Chris -- 2018-04-11
First post, and I have two possible hidden eggcorns from my own experience. Anecdotal, and difficult to document, so perhaps unsuitable for the database, but worthy of consideration I think.
Several years ago someone told me that the country spelt “Kyrgyzstan” was pronounced “Kurdistan”. I had forgotten this until recently when I was reading about eggcorns and simultaneously prompted to think about Kyrgyzstan. I realised that this was a hidden eggcorn, and the reasoning behind it seems pretty obvious. Kyrgyzstan isn’t a common topic on broadcast news in the West. It is likely that there are many people who have seen “Kyrgyzstan” in print in an atlas, and who frequently listen to TV and radio news programmes yet have never heard it spoken. On the other hand, the region of Kurdistan is a relatively much more frequent topic in the news, given its politically contentious status within the countries of Turkey, Iraq and Iran. So to someone with a reasonable awareness of the world, who has seen but never heard “Kyrgyzstan”, and heard (but possibly never seen) “Kurdistan”, it is a logical step to suppose that the spoken “Kurdistan” is the pronunciation of the written “Kyrgyzstan”. Given the boggling nature of the spelling, and awareness of other unusual place-name pronunciations, this step becomes even more understandable.
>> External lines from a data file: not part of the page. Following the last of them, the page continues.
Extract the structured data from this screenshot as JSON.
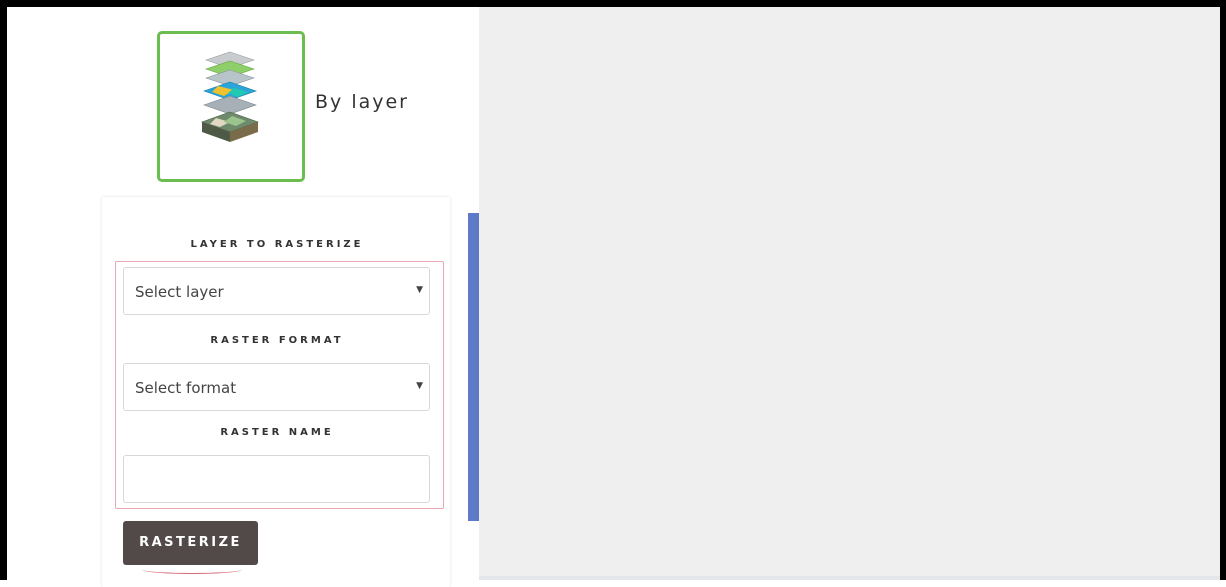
{
  "logo": {
    "icon": "layers-stack-icon",
    "caption": "By layer"
  },
  "form": {
    "layer_label": "LAYER TO RASTERIZE",
    "layer_select": {
      "value": "Select layer",
      "arrow": "▼"
    },
    "format_label": "RASTER FORMAT",
    "format_select": {
      "value": "Select format",
      "arrow": "▼"
    },
    "name_label": "RASTER NAME",
    "name_input": {
      "value": "",
      "placeholder": ""
    },
    "submit_label": "RASTERIZE"
  },
  "colors": {
    "logo_border": "#6cbd4f",
    "button_bg": "#524949",
    "scrollbar": "#5f79c9",
    "form_border": "#e7a8b3",
    "map_bg": "#efefef"
  }
}
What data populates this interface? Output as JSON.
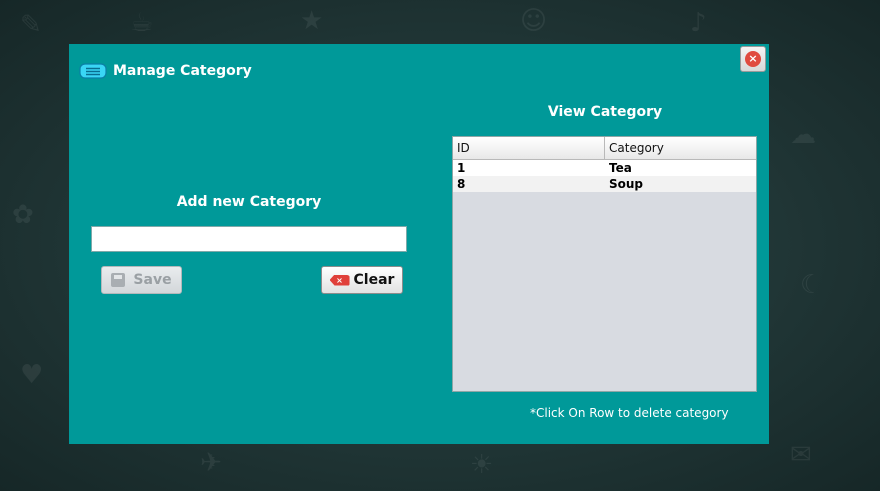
{
  "window": {
    "title": "Manage Category",
    "close_symbol": "×"
  },
  "add_section": {
    "heading": "Add new Category",
    "input_value": "",
    "save_label": "Save",
    "clear_label": "Clear",
    "clear_icon_symbol": "×"
  },
  "view_section": {
    "heading": "View Category",
    "columns": [
      "ID",
      "Category"
    ],
    "rows": [
      {
        "id": "1",
        "category": "Tea"
      },
      {
        "id": "8",
        "category": "Soup"
      }
    ],
    "hint": "*Click On Row to delete category"
  },
  "colors": {
    "panel": "#009999",
    "background": "#1f3434",
    "close_red": "#e04a3f"
  },
  "icons": {
    "title": "menu-list-icon",
    "close": "close-circle-icon",
    "save": "floppy-disk-icon",
    "clear": "backspace-clear-icon"
  }
}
An example of the confusion on Usenet:
http://groups.google.com/group/rec.skii … d0819f8155
2. Bite the bullet
I studied philosophy at university. A phrase which is popular in undergraduate philosophy discussions, perhaps even more so than in general academia, is “to bite the bullet”. By the end of my first year I was pretty adept at using it correctly in technical contexts. Just to clarify, the correct context is something like this. You have advanced a certain philosophical theory. Someone else raises a point which sits unhappily with that theory – not disproves it exactly, but entails some awkward results. For example, a utilitarian claims that the right thing to do is whatever results in the greatest happiness for the greatest number. The standard objection to utilitarianism asks what one should do if put in the position of having to choose between killing one person, and ten people being killed. The utilitarian seems forced to say that the right thing to do is to kill the one person, though this jars unpleasantly with most people’s gut moral feeling that killing is wrong. In this context, a philosopher has a choice: to argue against the point raised in objection, showing it to be either wrong or irrelevant; to modify his position in order to make it so; or to bite the bullet, to accept the unpleasant consequences and move on. For the utilitarian, biting the bullet would mean saying, yes, the right thing to do is to kill the one person.
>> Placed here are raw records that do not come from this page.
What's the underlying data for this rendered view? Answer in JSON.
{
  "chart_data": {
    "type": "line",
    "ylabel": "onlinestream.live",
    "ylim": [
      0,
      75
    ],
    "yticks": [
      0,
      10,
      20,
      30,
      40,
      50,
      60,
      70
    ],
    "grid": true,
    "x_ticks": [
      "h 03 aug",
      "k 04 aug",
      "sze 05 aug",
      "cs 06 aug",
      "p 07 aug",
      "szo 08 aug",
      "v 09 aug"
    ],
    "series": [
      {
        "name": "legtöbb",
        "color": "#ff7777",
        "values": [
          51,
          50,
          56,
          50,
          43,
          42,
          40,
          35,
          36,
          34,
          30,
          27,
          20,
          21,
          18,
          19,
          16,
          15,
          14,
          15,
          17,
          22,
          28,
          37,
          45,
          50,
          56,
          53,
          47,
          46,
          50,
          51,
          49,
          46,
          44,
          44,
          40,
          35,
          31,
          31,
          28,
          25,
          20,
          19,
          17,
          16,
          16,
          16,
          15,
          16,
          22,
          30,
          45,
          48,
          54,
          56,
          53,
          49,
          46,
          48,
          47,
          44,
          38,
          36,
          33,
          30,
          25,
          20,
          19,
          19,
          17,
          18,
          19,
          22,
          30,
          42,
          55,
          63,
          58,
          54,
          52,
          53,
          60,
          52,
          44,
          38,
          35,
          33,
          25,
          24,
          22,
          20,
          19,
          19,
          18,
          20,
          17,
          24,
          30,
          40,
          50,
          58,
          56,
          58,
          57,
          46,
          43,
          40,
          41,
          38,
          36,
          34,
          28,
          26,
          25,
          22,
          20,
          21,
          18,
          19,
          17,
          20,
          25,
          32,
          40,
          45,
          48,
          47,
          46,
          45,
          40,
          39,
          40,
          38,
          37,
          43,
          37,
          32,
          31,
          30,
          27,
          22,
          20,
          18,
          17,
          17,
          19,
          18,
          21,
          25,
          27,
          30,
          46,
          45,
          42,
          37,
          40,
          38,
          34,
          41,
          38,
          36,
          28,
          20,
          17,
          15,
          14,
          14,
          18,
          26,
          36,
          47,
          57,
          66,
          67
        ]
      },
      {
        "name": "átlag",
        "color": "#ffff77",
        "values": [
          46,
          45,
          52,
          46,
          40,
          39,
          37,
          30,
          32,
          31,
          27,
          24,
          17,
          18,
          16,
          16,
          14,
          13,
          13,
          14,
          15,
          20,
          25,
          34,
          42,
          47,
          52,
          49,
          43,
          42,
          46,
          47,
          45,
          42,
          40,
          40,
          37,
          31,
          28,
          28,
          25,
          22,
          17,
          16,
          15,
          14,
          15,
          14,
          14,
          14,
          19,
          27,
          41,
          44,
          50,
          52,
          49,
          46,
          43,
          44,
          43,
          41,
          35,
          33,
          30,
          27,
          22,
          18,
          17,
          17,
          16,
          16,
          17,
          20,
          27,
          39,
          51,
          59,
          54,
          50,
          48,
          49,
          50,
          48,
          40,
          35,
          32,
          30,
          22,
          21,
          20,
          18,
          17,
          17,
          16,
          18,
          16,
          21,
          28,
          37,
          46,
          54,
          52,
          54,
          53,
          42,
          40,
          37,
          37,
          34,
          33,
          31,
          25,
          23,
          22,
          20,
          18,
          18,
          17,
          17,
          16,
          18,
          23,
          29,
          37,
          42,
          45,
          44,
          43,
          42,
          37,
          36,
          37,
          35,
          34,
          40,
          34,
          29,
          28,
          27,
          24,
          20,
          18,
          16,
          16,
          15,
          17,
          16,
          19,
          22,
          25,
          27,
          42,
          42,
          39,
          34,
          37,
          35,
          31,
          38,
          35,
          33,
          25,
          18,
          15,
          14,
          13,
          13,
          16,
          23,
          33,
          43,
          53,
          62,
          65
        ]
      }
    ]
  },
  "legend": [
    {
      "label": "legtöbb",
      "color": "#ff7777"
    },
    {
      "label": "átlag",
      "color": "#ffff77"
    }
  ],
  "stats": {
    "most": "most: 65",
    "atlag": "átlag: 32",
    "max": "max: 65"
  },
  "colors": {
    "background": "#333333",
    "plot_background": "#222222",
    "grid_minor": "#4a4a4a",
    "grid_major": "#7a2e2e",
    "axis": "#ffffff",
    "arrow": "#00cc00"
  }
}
However, it was during a discussion of philosopher’s cliches with another undergraduate that I was made embarrassingly aware that I was imagining the metaphor behind this phrase all wrong. The correct metaphor, as I understand it now, is of a soldier in battle about to undergo an emergency amputation without anaesthetic. The only thing he is given to focus his attention away from the excruciating pain is a bullet to bite down on. Hence the phrase implies accepting a horrible situation and moving on. I obviously hadn’t watched enough war films, since I had a completely different interpretation of the phrase. I had always thought of the old illusionists’ trick of appearing to catch a bullet between the teeth. This seemed to make sense to me: the bullet was the objection raised to your body of argument, which your opponent has just fired at you. He wants it to hit you square on, mortally wounding the theory. If you were to object to the objection, showing it to be false or irrelevant, you would be dodging the bullet. And the other option, of course, is to bite the bullet: catch it in your mouth, symbolically accepting the consequences within the framework of your theory.
It would be difficult to show that anyone else using the phrase imagines it this way, unless they’re explicitly explaining the metaphor.